Deaf teenagers already have a lot on their minds, even before the COVID-19 pandemic. And like all teenagers, they are experiencing lots of feelings of uncertainty, anticipation, and insecurity as they navigate the transition from child to adult. That’s where self-determination can help — during the pandemic and beyond. [Disponible en español]
Whether you are meeting with colleagues who are working from home due to the COVID-19 pandemic, or connecting with clients in another state, a little advance planning can make sure your next online meeting is effective and accessible to deaf and hard of hearing people who will be attending.
Besides running a better meeting, effective communication between hearing and deaf people has other benefits for career success. Research shows it strengthens relationships, increases well-being, and fosters meaningful participation in the workplace.[Disponible en español]
As we all cope with our “new normal” and struggle to grasp the magnitude of what’s happening — and the uncertainty of what’s to come — I want to take a moment to pause and check in with you.
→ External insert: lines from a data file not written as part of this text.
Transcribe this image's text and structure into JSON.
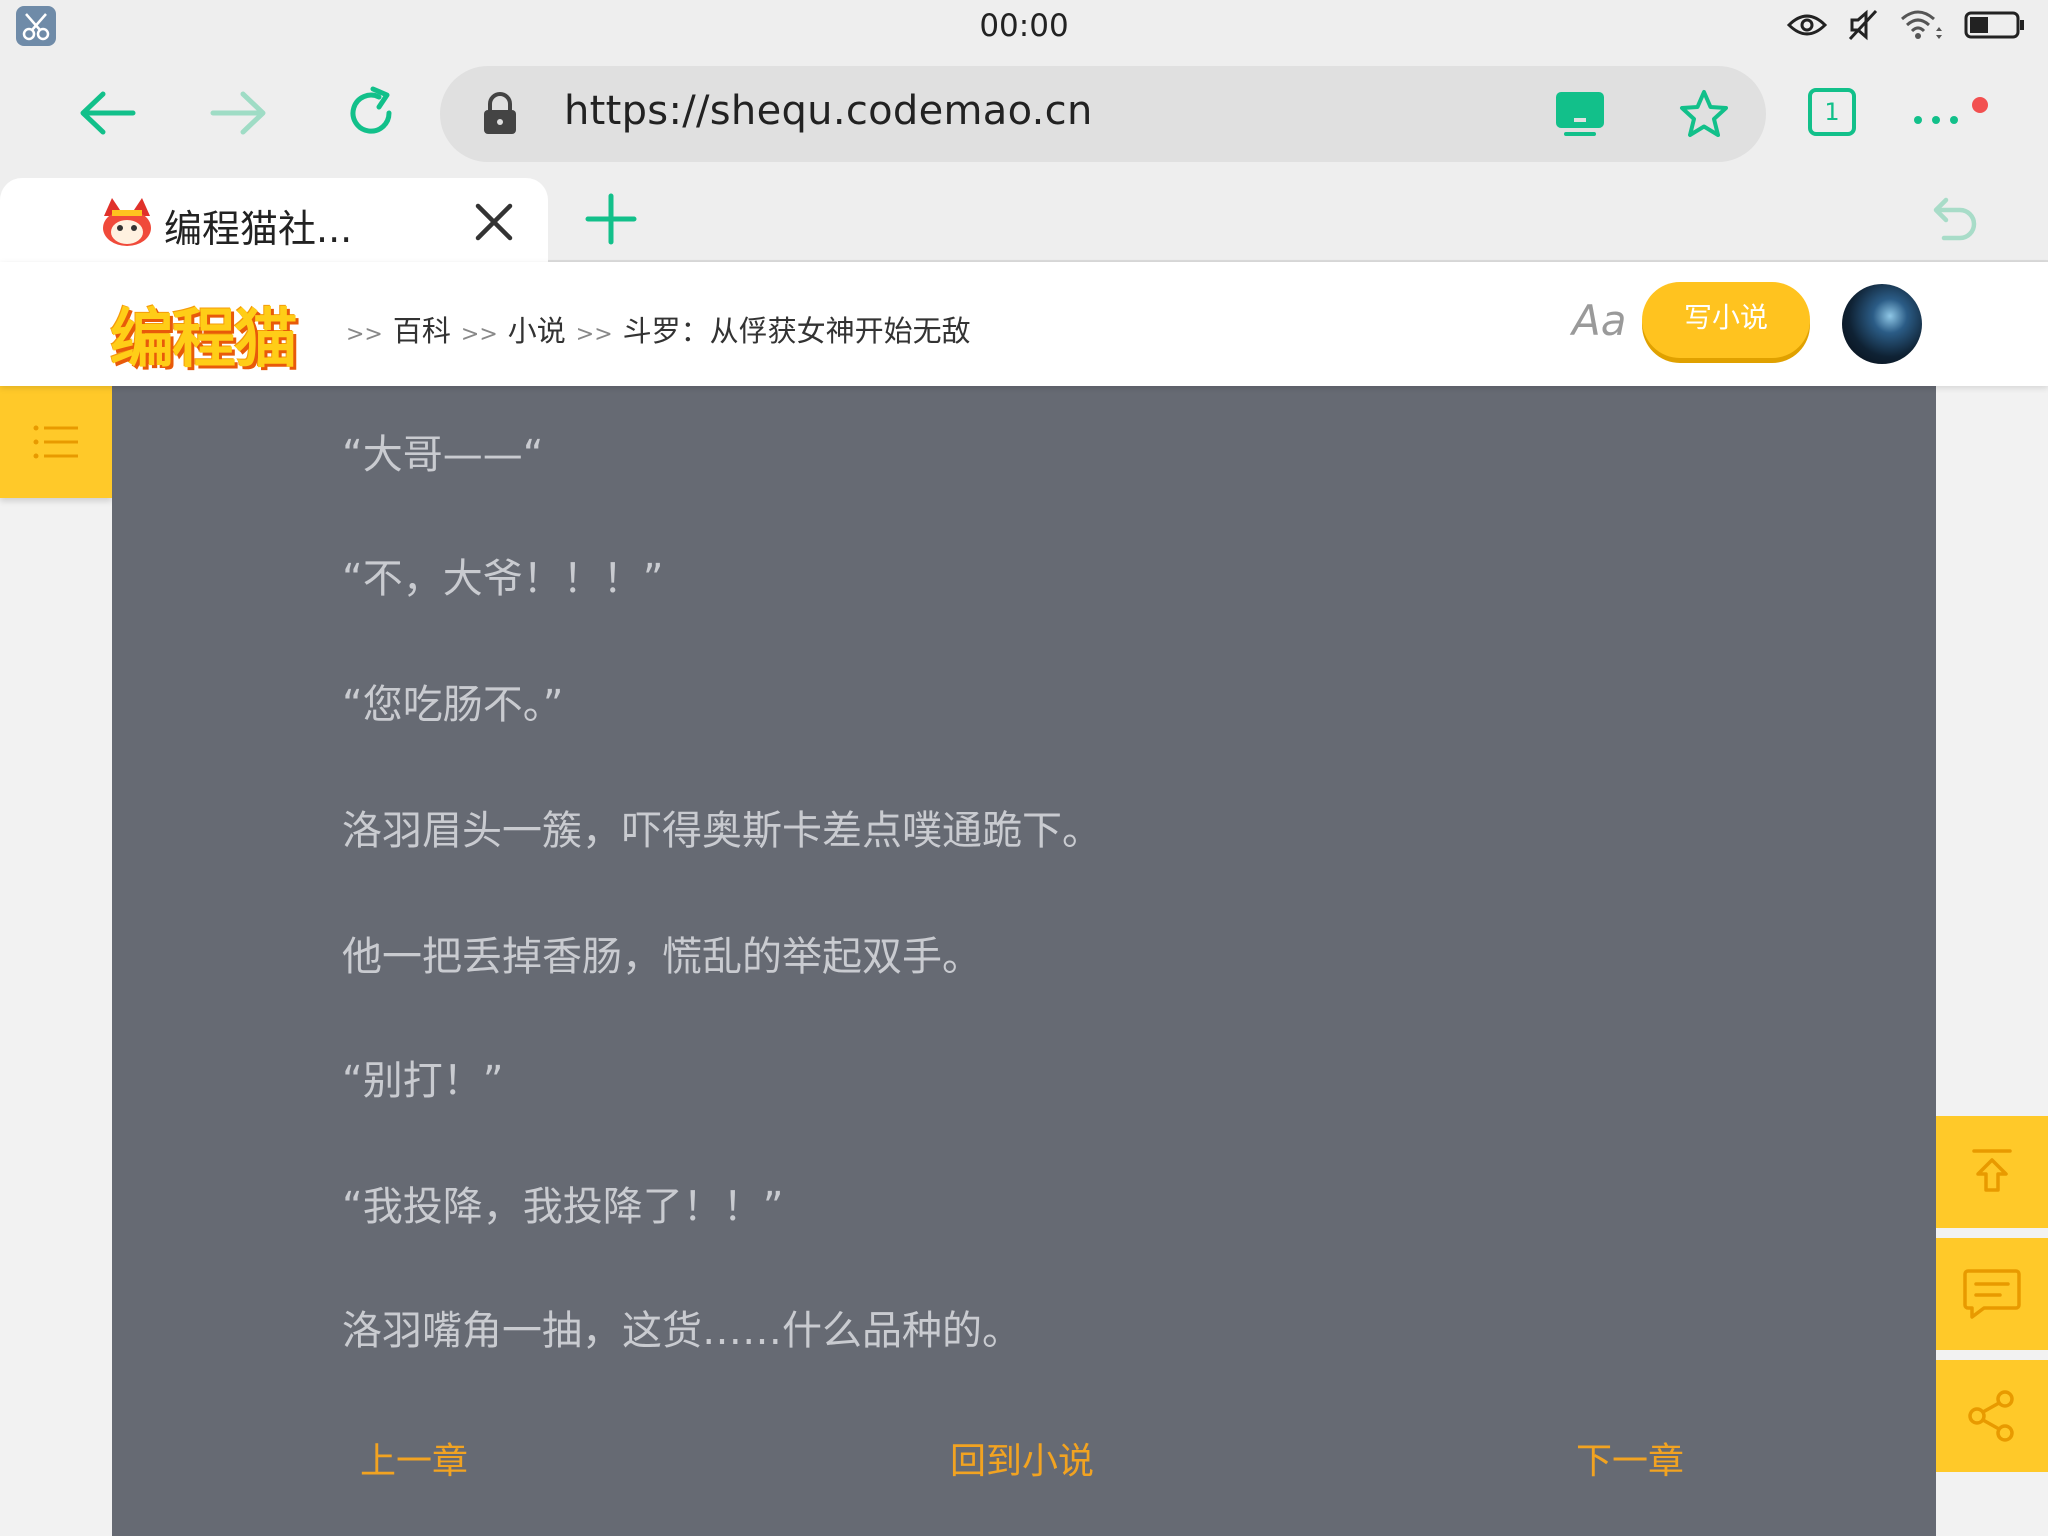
{
  "status_bar": {
    "time": "00:00"
  },
  "browser": {
    "url": "https://shequ.codemao.cn",
    "tab_count": "1",
    "active_tab": {
      "title": "编程猫社..."
    }
  },
  "site": {
    "logo": "编程猫",
    "breadcrumbs": [
      ">>",
      "百科",
      ">>",
      "小说",
      ">>",
      "斗罗：从俘获女神开始无敌"
    ],
    "font_toggle": "Aa",
    "write_button": "写小说"
  },
  "content": {
    "paragraphs": [
      "“大哥——“",
      "“不，大爷！！！”",
      "“您吃肠不。”",
      "洛羽眉头一簇，吓得奥斯卡差点噗通跪下。",
      "他一把丢掉香肠，慌乱的举起双手。",
      "“别打！”",
      "“我投降，我投降了！！”",
      "洛羽嘴角一抽，这货……什么品种的。"
    ],
    "nav": {
      "prev": "上一章",
      "back": "回到小说",
      "next": "下一章"
    }
  },
  "colors": {
    "accent_green": "#12c08a",
    "accent_yellow": "#ffc929",
    "reader_bg": "#666a73",
    "link_orange": "#f2a321"
  },
  "icons": {
    "status": [
      "scissors-app-icon",
      "eye-icon",
      "mute-icon",
      "wifi-icon",
      "battery-icon"
    ],
    "toolbar": [
      "back-arrow-icon",
      "forward-arrow-icon",
      "refresh-icon",
      "lock-icon",
      "screen-cast-icon",
      "star-icon",
      "more-dots-icon"
    ],
    "side": [
      "list-icon",
      "back-to-top-icon",
      "comment-icon",
      "share-icon"
    ]
  }
}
This is what I know for sure:
Inside Higher Ed, the online source for higher education news and thought leadership for 3.2 million monthly readers, interviewed National Deaf Center Director Stephanie W. Cawthon, PhD, for a special Q&A about the challenges facing students with disabilities during the COVID-19 pandemic and how colleges can respond to those challenges.
With the sudden shift to online learning during the COVID-19 pandemic, deaf and hard of hearing college students who use hearing assistive technology (HAT) may need to shift technology gears — and perhaps even consider different communication methods — to access your online classes from home.
We know that some students were unable to attend the first panel discussion on April 9, so we are hosting this panel again in hopes that you can join us. We will host the panel on Zoom on April 22 at 7 to 8:30 p.m. CDT.
Deaf college students, just like their peers, have faced a challenging spring semester — from coping with a worldwide pandemic to the sudden move to online classes for many. These changes in learning environments mean so much more to deaf students than just Zoom meetings and searching for wifi. Accessibility has changed dramatically in just a short period of time.
This six-point checklist can help you grow professionally and improve your work with deaf students and clients. It is designed for disability service providers, vocational rehabilitation counselors, student support specialists, academic advisors, and anyone who regularly works to ensure greater deaf success in education and employment.
For deaf middle and high school students, there are very few accessible online games or resources. That’s why Deafverse, the first-ever American Sign Language (ASL) accessible online game for deaf teenagers, is the go-to game for at-home learning. [Disponible en español]